Would those communications be protected?
Could the pastor be forced to disclose those communications and that Clark Kent was Superman?
Most likely no, but there is a small chance the minister could disclose those communications, assuming the laws of the United States and Kansas applied to someone born on another planet.
The Kansas Rules of Evidence define the “Penitential Communication Privilege” as follows:
(a) Definitions. As used in this section,
(1) the term “duly ordained minister of religion” means a person who has been ordained, in accordance with the ceremonial ritual, or discipline of a church, religious sect, or organization established on the basis of a community of faith and belief, doctrines and practices of a religious character, to preach and to teach the doctrines of such church, sect, or organization and to administer the rites and ceremonies thereof in public worship, and who as his or her regular and customary vocation preaches and teaches the principles of religion and administers the ordinances of public worship as embodied in the creed or principles of such church, sect, or organization;
(2) the term “regular minister of religion” means one who as his or her customary vocation preaches and teaches the principles of religion of a church, a religious sect, or organization of which he or she is a member, without having been formally ordained as a minister of religion, and who is recognized by such church, sect, or organization as a regular minister;
(3) the term “regular or duly ordained minister of religion” does not include a person who irregularly or incidentally preaches and teaches the principles of religion of a church, religious sect, or organization and does not include any person who may have been duly ordained a minister in accordance with the ceremonial, rite, or discipline of a church, religious sect or organization, but who does not regularly, as a vocation, teach and preach the principles of religion and administer the ordinances of public worship as embodied in the creed or principles of his or her church, sect, or organization;
(4) “penitent” means a person who recognizes the existence and the authority of God and who seeks or receives from a regular or duly ordained minister of religion advice or assistance in determining or discharging his or her moral obligations, or in obtaining God’s mercy or forgiveness for past culpable conduct;
(5) “penitential communication” means any communication between a penitent and a regular or duly ordained minister of religion which the penitent intends shall be kept secret and confidential and which pertains to advice or assistance in determining or discharging the penitent’s moral obligations, or to obtaining God’s mercy or forgiveness for past culpable conduct.
(b) Privilege. A person, whether or not a party, has a privilege to refuse to disclose, and to prevent a witness from disclosing a communication if he or she claims the privilege and the judge finds that (1) the communication was a penitential communication and (2) the witness is the penitent or the minister, and (3) the claimant is the penitent, or the minister making the claim on behalf of an absent penitent.
K.S.A. § 60-429.

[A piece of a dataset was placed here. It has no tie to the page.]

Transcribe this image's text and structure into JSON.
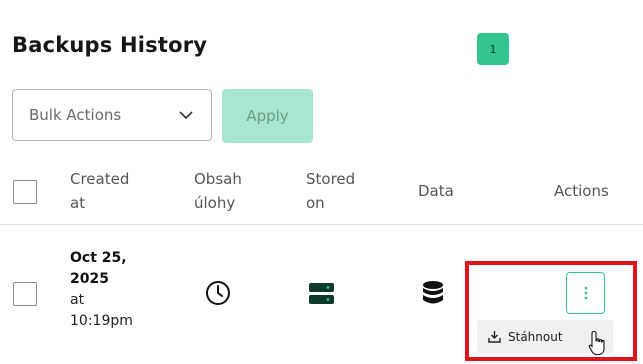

Clark went to church to for advice on what actions to take. For the privilege to apply, this would mean Clark was a “penitent” under the law, who recognizes the existence and the authority of God and who seeks or receives from a regular or duly ordained minister of religion advice or assistance in determining or discharging his or her moral obligation… K.S.A. § 60-429(a)(4).
This means Clark Kent, the boy from another world who grew up on a farm in Kansas, is a Christian.
The communications with the pastor, who appeared a duly ordained minster, was for guidance on what moral direction to take on whether to surrender to the US government and be turned over to General Zod.
This would meet Kansas’ “penitential communication” definition under K.S.A. § 60-429(a)(5).
Based on the above, Clark Kent’s visit to the church meets all of the elements under the Kansas Rules of Evidence for his communications to be privileged, because he sought moral advice from his minister.
Kansas case law holds that a party who made a privilege communication to a minister can have the privilege waived if the penitent tells the facts to third parties. State v. Andrews, 187 Kan. 458, 357 P.2d 739, 1960 Kan. LEXIS 436 (1960), writ of certiorari denied by 368 U.S. 868, 82 S. Ct. 80, 7 L. Ed. 2d 65, 1961 U.S. LEXIS 784 (1961).
This opens the door for the minster to disclose Clark’s penitential communications if Clark told others about the facts discussed with the minister about surrendering to General Zod. While Superman did turn himself over to the military, he did not disclose he was Clark Kent, nor the underlining content of his penitential communications. As for Lois Lane, she had already figured out Clark Kent had extraordinary powers, but did not discuss content of his seeking moral advice from his minister.
There is a chance the minister could disclose the content of Clark Kent’s penitential communications seeking moral advice on the technicality a Christian was not from Earth, but it is unlikely a Man of God would do that to the Man of Steel.